“I feel like Coach [Hoiberg] has the perfect system to show that I can create for my team,” Verge said. “I’ve been showing that in practice with these guys, just showing them that I’m a true point guard. This is what I do. Just the way Coach runs his system, it’s spaced out and once you get into the seam of defense you can spray it wherever you want. We have great shooters — C.J., he can shoot the lights out of the ball; Bryce [McGowens], he can shoot the ball. So we have guys on the wing that can shoot the ball, so I’m very confident that they’re going to make the shot.”
Teammates also praised Verge’s ability to guard the ball and apply pressure on defense. The key for him will be improving his offensive efficiency. He shot 41.7% from the field including 31.2% from 3 during his 51 games at Arizona State.
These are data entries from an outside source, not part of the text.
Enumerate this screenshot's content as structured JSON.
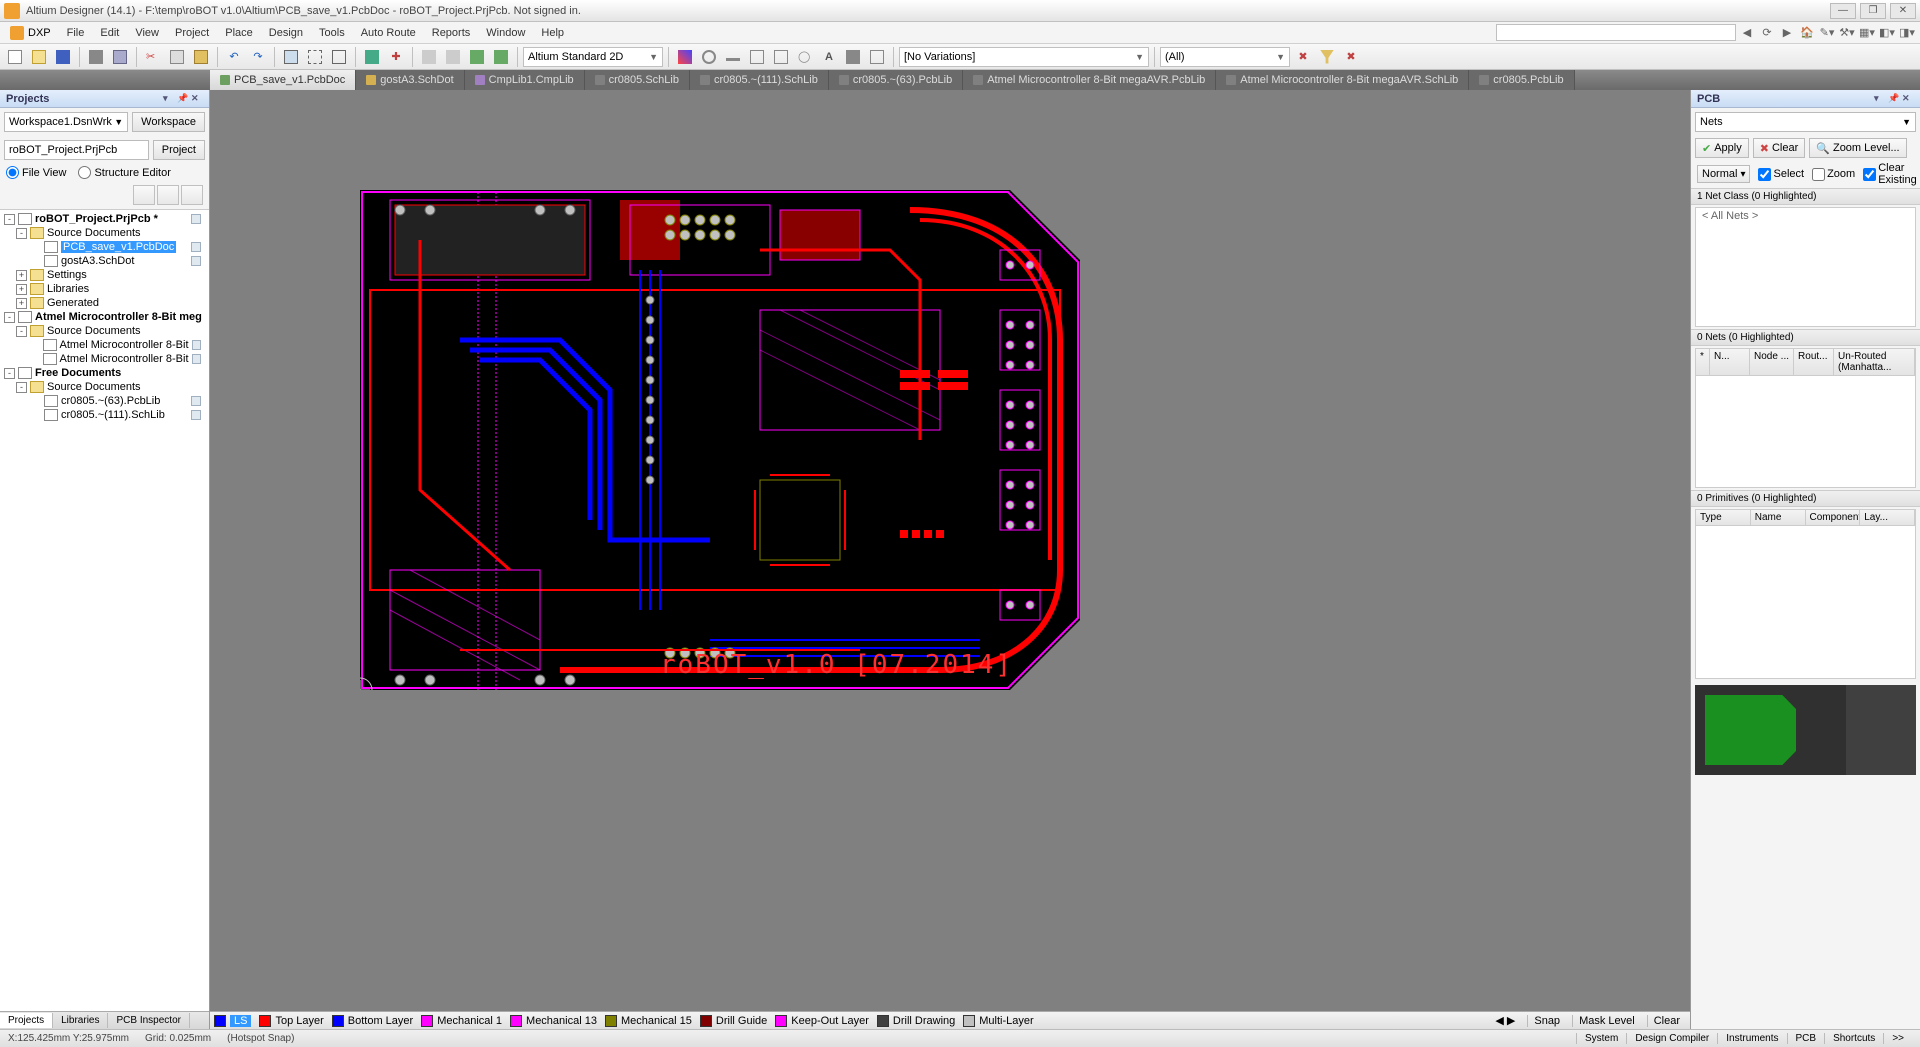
{
  "titlebar": {
    "text": "Altium Designer (14.1) - F:\\temp\\roBOT v1.0\\Altium\\PCB_save_v1.PcbDoc - roBOT_Project.PrjPcb. Not signed in."
  },
  "menu": {
    "dxp": "DXP",
    "items": [
      "File",
      "Edit",
      "View",
      "Project",
      "Place",
      "Design",
      "Tools",
      "Auto Route",
      "Reports",
      "Window",
      "Help"
    ]
  },
  "toolbar": {
    "viewmode": "Altium Standard 2D",
    "variations": "[No Variations]",
    "filter": "(All)"
  },
  "doctabs": [
    {
      "label": "PCB_save_v1.PcbDoc",
      "active": true,
      "color": "#6da060"
    },
    {
      "label": "gostA3.SchDot",
      "active": false,
      "color": "#d4b050"
    },
    {
      "label": "CmpLib1.CmpLib",
      "active": false,
      "color": "#a080c0"
    },
    {
      "label": "cr0805.SchLib",
      "active": false,
      "color": "#808080"
    },
    {
      "label": "cr0805.~(111).SchLib",
      "active": false,
      "color": "#808080"
    },
    {
      "label": "cr0805.~(63).PcbLib",
      "active": false,
      "color": "#808080"
    },
    {
      "label": "Atmel Microcontroller 8-Bit megaAVR.PcbLib",
      "active": false,
      "color": "#808080"
    },
    {
      "label": "Atmel Microcontroller 8-Bit megaAVR.SchLib",
      "active": false,
      "color": "#808080"
    },
    {
      "label": "cr0805.PcbLib",
      "active": false,
      "color": "#808080"
    }
  ],
  "projects": {
    "title": "Projects",
    "workspace": "Workspace1.DsnWrk",
    "workspace_btn": "Workspace",
    "project": "roBOT_Project.PrjPcb",
    "project_btn": "Project",
    "view_file": "File View",
    "view_struct": "Structure Editor",
    "tree": [
      {
        "lvl": 0,
        "tw": "-",
        "icon": "project",
        "label": "roBOT_Project.PrjPcb *",
        "bold": true,
        "book": true
      },
      {
        "lvl": 1,
        "tw": "-",
        "icon": "folder",
        "label": "Source Documents"
      },
      {
        "lvl": 2,
        "tw": "",
        "icon": "pcb",
        "label": "PCB_save_v1.PcbDoc",
        "selected": true,
        "book": true
      },
      {
        "lvl": 2,
        "tw": "",
        "icon": "sch",
        "label": "gostA3.SchDot",
        "book": true
      },
      {
        "lvl": 1,
        "tw": "+",
        "icon": "folder",
        "label": "Settings"
      },
      {
        "lvl": 1,
        "tw": "+",
        "icon": "folder",
        "label": "Libraries"
      },
      {
        "lvl": 1,
        "tw": "+",
        "icon": "folder",
        "label": "Generated"
      },
      {
        "lvl": 0,
        "tw": "-",
        "icon": "project",
        "label": "Atmel Microcontroller 8-Bit meg",
        "bold": true
      },
      {
        "lvl": 1,
        "tw": "-",
        "icon": "folder",
        "label": "Source Documents"
      },
      {
        "lvl": 2,
        "tw": "",
        "icon": "lib",
        "label": "Atmel Microcontroller 8-Bit",
        "book": true
      },
      {
        "lvl": 2,
        "tw": "",
        "icon": "lib",
        "label": "Atmel Microcontroller 8-Bit",
        "book": true
      },
      {
        "lvl": 0,
        "tw": "-",
        "icon": "project",
        "label": "Free Documents",
        "bold": true
      },
      {
        "lvl": 1,
        "tw": "-",
        "icon": "folder",
        "label": "Source Documents"
      },
      {
        "lvl": 2,
        "tw": "",
        "icon": "lib",
        "label": "cr0805.~(63).PcbLib",
        "book": true
      },
      {
        "lvl": 2,
        "tw": "",
        "icon": "lib",
        "label": "cr0805.~(111).SchLib",
        "book": true
      }
    ]
  },
  "bottomtabs_left": [
    "Projects",
    "Libraries",
    "PCB Inspector"
  ],
  "layers": [
    {
      "label": "LS",
      "color": "#0000ff",
      "active": true
    },
    {
      "label": "Top Layer",
      "color": "#ff0000"
    },
    {
      "label": "Bottom Layer",
      "color": "#0000ff"
    },
    {
      "label": "Mechanical 1",
      "color": "#ff00ff"
    },
    {
      "label": "Mechanical 13",
      "color": "#ff00ff"
    },
    {
      "label": "Mechanical 15",
      "color": "#808000"
    },
    {
      "label": "Drill Guide",
      "color": "#800000"
    },
    {
      "label": "Keep-Out Layer",
      "color": "#ff00ff"
    },
    {
      "label": "Drill Drawing",
      "color": "#404040"
    },
    {
      "label": "Multi-Layer",
      "color": "#c0c0c0"
    }
  ],
  "layerbar_right": {
    "snap": "Snap",
    "mask": "Mask Level",
    "clear": "Clear"
  },
  "pcb_silk": "roBOT_v1.0  [07.2014]",
  "pcbpanel": {
    "title": "PCB",
    "mode": "Nets",
    "apply": "Apply",
    "clear": "Clear",
    "zoom": "Zoom Level...",
    "normal": "Normal",
    "chk_select": "Select",
    "chk_zoom": "Zoom",
    "chk_clear": "Clear Existing",
    "sec1": "1 Net Class (0 Highlighted)",
    "allnets": "< All Nets >",
    "sec2": "0 Nets (0 Highlighted)",
    "cols2": [
      "*",
      "N...",
      "Node ...",
      "Rout...",
      "Un-Routed (Manhatta..."
    ],
    "sec3": "0 Primitives (0 Highlighted)",
    "cols3": [
      "Type",
      "Name",
      "Component",
      "Lay..."
    ]
  },
  "statusbar": {
    "coords": "X:125.425mm Y:25.975mm",
    "grid": "Grid: 0.025mm",
    "snap": "(Hotspot Snap)",
    "right": [
      "System",
      "Design Compiler",
      "Instruments",
      "PCB",
      "Shortcuts",
      ">>"
    ]
  }
}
Verge’s first month in Lincoln was something of a whirlwind as a late commit and arrival, but he’s taking it day-by-day and putting in the work to make his final season of college basketball what he wants it to be.
“It’s been a lot, just trying to adjust to the system, new teammates, new coaches and a whole new program,” Verge said. “It’s a lot to take in. It’s just gradually, day-by-day, you have to take your time and try not to force everything and just let everything slowly fall into place.”
Nebraska easily could have went into the season with 13 scholarship players, but they saw enough from Verge’s tape to make him a priority, and now that’s he’s in Lincoln he’s hoping to use his extra season to make program history.
Jacob Padilla has been writing for Hail Varsity since 2015. He covers football, volleyball men’s basketball and prep sports. He also co-hosts the Nebraska Preps Postgame and Nebraska Shootaround podcasts for the Hurrdat Media and Hail Varsity podcast networks. His love of basketball can best be described as an obsession and if you need to find him, he’s probably in a gym somewhere watching, coaching or playing hoops.